As for male photographers I love Chris Burkard, especially his surf stuff. I get a good kick out of Russell Ord from Western Australia’s photos, his photos are so crazy they make me cringe. I feel like if he can survive triple overhead slabs of water in Western Australia I can survive waist high waves at Cox Bay. Seriously, though, check out his stuff! It is nuts!
As for females, I love Joni Sternbach, she is a female surf portrait photographer that is totally true to her style. I can respect that.
Do you have any exciting plans for the summer?
I am working on growing gills, so I want to spend as much time in the water as possible. Between surf instructing, surfing and taking water shots I think it is possible. I think I will only come out to eat and sleep.
Where do you see yourself in five years? What about fifteen?
I am just trying to survive the next fifteen minutes.
Do you have anything you’d like to check off the old photo bucket list?
That damn barrel shot. I know it sounds like a small feat, especially for all the killer male photographers here in Tofino. But I want it! I want to get in there and get that shot, or at least have the opportunity too. It would be next level if there was a female in the barrel!!
Who has helped you along the way?
What a big question!!
I had a really tight group of friends in college and we would push each other, spending every minute shooting and encouraging each other to improve. Sometimes in ways that were nicer than others.
I had a photo dad in the news industry, the Montreal Gazette’s senior photographer John Mahoney took me under his wing. He is such a rad photographer and person, he was always so encouraging and insightful and never questioned my abilities even though I was one of few female photojournalists in Montreal at the time.
Then there is the Surf Sister crew, I don’t think I would have ever had the guts to pursue water photography if I didn’t feel like I had 25 super rad chicks to back me up. I have never felt so inspired and encouraged as I have at Surf Sister. I feel so privileged.
My roommate Emily actually was the first person to paddle out with me and my water housing, which was a really big moment for me. If it weren’t for her I would probably still be waddling in the shallow water.

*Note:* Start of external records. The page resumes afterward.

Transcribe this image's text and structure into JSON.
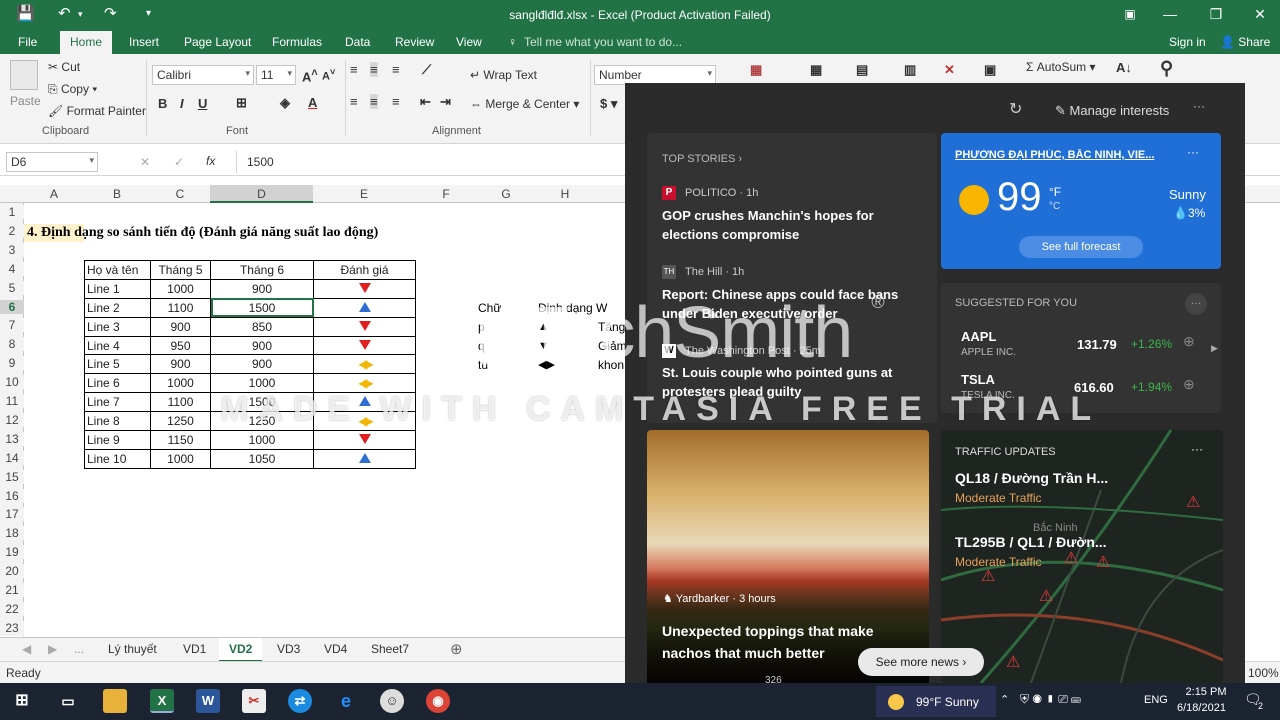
{
  "window": {
    "title": "sanglđlđlđ.xlsx - Excel (Product Activation Failed)"
  },
  "tabs": [
    "File",
    "Home",
    "Insert",
    "Page Layout",
    "Formulas",
    "Data",
    "Review",
    "View"
  ],
  "tell_me": "Tell me what you want to do...",
  "sign_in": "Sign in",
  "share": "Share",
  "clipboard": {
    "paste": "Paste",
    "cut": "Cut",
    "copy": "Copy",
    "format_painter": "Format Painter",
    "group": "Clipboard"
  },
  "font": {
    "name": "Calibri",
    "size": "11",
    "group": "Font"
  },
  "alignment": {
    "wrap_text": "Wrap Text",
    "merge_center": "Merge & Center",
    "group": "Alignment"
  },
  "number": {
    "format": "Number"
  },
  "editing": {
    "autosum": "AutoSum"
  },
  "formula_bar": {
    "name_box": "D6",
    "value": "1500"
  },
  "columns": [
    "A",
    "B",
    "C",
    "D",
    "E",
    "F",
    "G",
    "H"
  ],
  "rows": [
    "1",
    "2",
    "3",
    "4",
    "5",
    "6",
    "7",
    "8",
    "9",
    "10",
    "11",
    "12",
    "13",
    "14",
    "15",
    "16",
    "17",
    "18",
    "19",
    "20",
    "21",
    "22",
    "23"
  ],
  "sheet_title": "4. Định dạng so sánh tiến độ (Đánh giá năng suất lao động)",
  "table": {
    "headers": [
      "Họ và tên",
      "Tháng 5",
      "Tháng 6",
      "Đánh giá"
    ],
    "rows": [
      [
        "Line 1",
        "1000",
        "900",
        "down"
      ],
      [
        "Line 2",
        "1100",
        "1500",
        "up"
      ],
      [
        "Line 3",
        "900",
        "850",
        "down"
      ],
      [
        "Line 4",
        "950",
        "900",
        "down"
      ],
      [
        "Line 5",
        "900",
        "900",
        "same"
      ],
      [
        "Line 6",
        "1000",
        "1000",
        "same"
      ],
      [
        "Line 7",
        "1100",
        "1500",
        "up"
      ],
      [
        "Line 8",
        "1250",
        "1250",
        "same"
      ],
      [
        "Line 9",
        "1150",
        "1000",
        "down"
      ],
      [
        "Line 10",
        "1000",
        "1050",
        "up"
      ]
    ]
  },
  "legend_cells": {
    "g6": "Chữ",
    "h6": "Định dạng W",
    "g7": "p",
    "h7": "Tăng",
    "g8": "q",
    "h8": "Giảm",
    "g9": "tu",
    "h9": "khon"
  },
  "sheet_tabs": [
    "Lý thuyết",
    "VD1",
    "VD2",
    "VD3",
    "VD4",
    "Sheet7"
  ],
  "active_sheet": "VD2",
  "status": {
    "ready": "Ready",
    "zoom": "100%"
  },
  "news": {
    "manage": "Manage interests",
    "top_stories": "TOP STORIES",
    "stories": [
      {
        "source": "POLITICO · 1h",
        "title": "GOP crushes Manchin's hopes for elections compromise"
      },
      {
        "source": "The Hill · 1h",
        "title": "Report: Chinese apps could face bans under Biden executive order"
      },
      {
        "source": "The Washington Post · 25m",
        "title": "St. Louis couple who pointed guns at protesters plead guilty"
      }
    ],
    "weather": {
      "location": "PHƯỜNG ĐẠI PHÚC, BẮC NINH, VIE...",
      "temp": "99",
      "unit_f": "°F",
      "unit_c": "°C",
      "condition": "Sunny",
      "precip": "3%",
      "forecast": "See full forecast"
    },
    "suggested": {
      "title": "SUGGESTED FOR YOU",
      "stocks": [
        {
          "symbol": "AAPL",
          "name": "APPLE INC.",
          "price": "131.79",
          "change": "+1.26%"
        },
        {
          "symbol": "TSLA",
          "name": "TESLA INC.",
          "price": "616.60",
          "change": "+1.94%"
        }
      ]
    },
    "feature": {
      "source": "Yardbarker · 3 hours",
      "title": "Unexpected toppings that make nachos that much better",
      "reactions": "326"
    },
    "traffic": {
      "title": "TRAFFIC UPDATES",
      "routes": [
        {
          "name": "QL18 / Đường Trần H...",
          "status": "Moderate Traffic"
        },
        {
          "name": "TL295B / QL1 / Đườn...",
          "status": "Moderate Traffic"
        }
      ],
      "map_label": "Bắc Ninh"
    },
    "see_more": "See more news"
  },
  "taskbar": {
    "weather": "99°F  Sunny",
    "language": "ENG",
    "time": "2:15 PM",
    "date": "6/18/2021",
    "notifications": "2"
  },
  "watermark": {
    "brand": "TechSmith",
    "text": "MADE WITH CAMTASIA FREE TRIAL"
  },
  "colors": {
    "excel_green": "#217346",
    "weather_blue": "#1f6fd6",
    "traffic_orange": "#e8a25a",
    "down": "#e02020",
    "up": "#2e6fd0",
    "same": "#f2b705"
  }
}
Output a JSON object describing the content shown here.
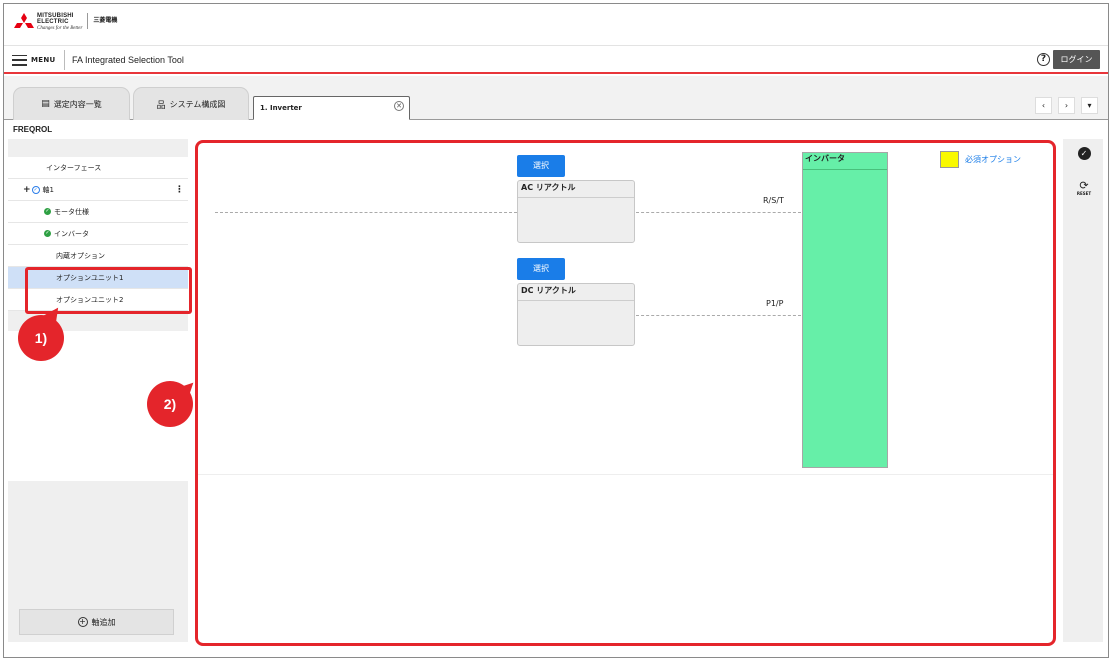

Oh and my family and friends, they are the best. They have never doubted me and have encouraged every crazy idea I have had.
Who are three of your favourite people to shoot with?
I can’t pick favourites but I can tell you that Shezza at Surf Sister has been super encouraging when it comes to shooting surfing, she is always up for getting more shots and going on adventures and I can super appreciate that.
Another fellow Surf Sister Nora. We have a lot of fun collaborating for Surf Sister either here in Tofino or when we are travelling. She is the most critical photo editor I have ever met. I think we make a really good team and she will defiantly tell me when my photos suck, which I really value.
Then Ben and Steve are my main dudes, and I swear they are probably the only guys I will ever put my fins on for.
Any last words?